> _The task_
Among the entries below, find every line that contains the string "name", then copy it.

App and web page records
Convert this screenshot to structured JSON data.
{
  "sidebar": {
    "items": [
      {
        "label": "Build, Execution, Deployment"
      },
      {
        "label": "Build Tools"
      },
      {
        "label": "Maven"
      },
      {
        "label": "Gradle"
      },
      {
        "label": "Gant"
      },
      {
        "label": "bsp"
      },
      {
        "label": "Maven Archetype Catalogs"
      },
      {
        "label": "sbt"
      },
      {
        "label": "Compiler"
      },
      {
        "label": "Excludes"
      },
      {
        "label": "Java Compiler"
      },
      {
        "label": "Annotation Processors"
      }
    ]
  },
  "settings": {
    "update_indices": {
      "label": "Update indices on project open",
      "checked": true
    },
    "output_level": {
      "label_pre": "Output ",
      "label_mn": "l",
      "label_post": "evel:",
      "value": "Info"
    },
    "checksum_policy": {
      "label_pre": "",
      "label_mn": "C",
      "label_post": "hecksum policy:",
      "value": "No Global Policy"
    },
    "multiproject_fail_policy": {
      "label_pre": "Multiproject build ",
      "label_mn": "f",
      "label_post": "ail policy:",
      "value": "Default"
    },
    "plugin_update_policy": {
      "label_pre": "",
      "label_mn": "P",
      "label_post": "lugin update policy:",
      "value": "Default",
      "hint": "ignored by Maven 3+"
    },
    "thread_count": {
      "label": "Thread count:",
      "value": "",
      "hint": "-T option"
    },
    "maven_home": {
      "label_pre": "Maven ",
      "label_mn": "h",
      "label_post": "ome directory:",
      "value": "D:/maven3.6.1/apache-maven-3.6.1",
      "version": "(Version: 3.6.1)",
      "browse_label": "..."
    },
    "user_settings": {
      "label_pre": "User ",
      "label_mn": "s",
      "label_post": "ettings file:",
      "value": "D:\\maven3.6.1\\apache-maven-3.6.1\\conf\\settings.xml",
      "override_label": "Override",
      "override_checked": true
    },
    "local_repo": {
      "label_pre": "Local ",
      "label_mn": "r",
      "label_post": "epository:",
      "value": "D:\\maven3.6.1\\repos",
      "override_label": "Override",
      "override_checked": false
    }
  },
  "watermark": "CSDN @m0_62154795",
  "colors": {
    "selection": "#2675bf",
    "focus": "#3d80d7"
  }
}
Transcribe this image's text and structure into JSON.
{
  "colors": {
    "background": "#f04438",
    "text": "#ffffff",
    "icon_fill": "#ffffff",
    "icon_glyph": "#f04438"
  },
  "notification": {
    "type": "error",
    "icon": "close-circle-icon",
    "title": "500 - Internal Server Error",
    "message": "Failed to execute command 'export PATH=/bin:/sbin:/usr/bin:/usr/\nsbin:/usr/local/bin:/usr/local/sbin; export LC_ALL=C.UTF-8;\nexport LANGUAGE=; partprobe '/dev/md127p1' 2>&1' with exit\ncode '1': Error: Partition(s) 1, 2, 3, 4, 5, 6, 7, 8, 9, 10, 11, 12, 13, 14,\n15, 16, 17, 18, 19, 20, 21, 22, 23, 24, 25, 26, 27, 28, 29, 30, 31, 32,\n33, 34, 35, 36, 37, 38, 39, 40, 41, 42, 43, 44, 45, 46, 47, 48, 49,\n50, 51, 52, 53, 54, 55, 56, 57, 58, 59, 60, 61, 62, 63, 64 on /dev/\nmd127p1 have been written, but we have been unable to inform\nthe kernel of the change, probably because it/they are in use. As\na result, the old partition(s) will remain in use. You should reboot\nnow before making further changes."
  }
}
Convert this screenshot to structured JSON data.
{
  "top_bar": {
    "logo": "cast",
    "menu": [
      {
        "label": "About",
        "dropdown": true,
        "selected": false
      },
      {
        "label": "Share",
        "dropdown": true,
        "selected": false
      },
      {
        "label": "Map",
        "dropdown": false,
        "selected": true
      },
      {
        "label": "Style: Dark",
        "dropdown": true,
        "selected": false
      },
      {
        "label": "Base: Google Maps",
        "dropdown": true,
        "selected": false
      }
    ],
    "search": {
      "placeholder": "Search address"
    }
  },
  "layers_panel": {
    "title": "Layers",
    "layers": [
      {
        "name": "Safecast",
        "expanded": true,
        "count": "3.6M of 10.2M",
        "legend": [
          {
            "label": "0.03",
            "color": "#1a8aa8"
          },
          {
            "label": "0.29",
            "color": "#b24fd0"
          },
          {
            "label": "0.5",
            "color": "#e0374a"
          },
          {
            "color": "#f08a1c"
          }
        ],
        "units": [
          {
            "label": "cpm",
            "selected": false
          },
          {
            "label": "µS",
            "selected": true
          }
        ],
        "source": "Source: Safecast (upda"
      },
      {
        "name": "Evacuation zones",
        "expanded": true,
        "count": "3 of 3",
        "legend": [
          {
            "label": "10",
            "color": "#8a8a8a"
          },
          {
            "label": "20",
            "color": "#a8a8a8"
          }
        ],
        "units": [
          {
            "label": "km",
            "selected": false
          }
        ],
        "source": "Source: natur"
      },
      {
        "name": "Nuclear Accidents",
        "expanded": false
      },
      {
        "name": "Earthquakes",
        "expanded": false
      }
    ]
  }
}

> _Finished task_
        "name": "Safecast",
        "name": "Evacuation zones",
        "name": "Nuclear Accidents",
        "name": "Earthquakes",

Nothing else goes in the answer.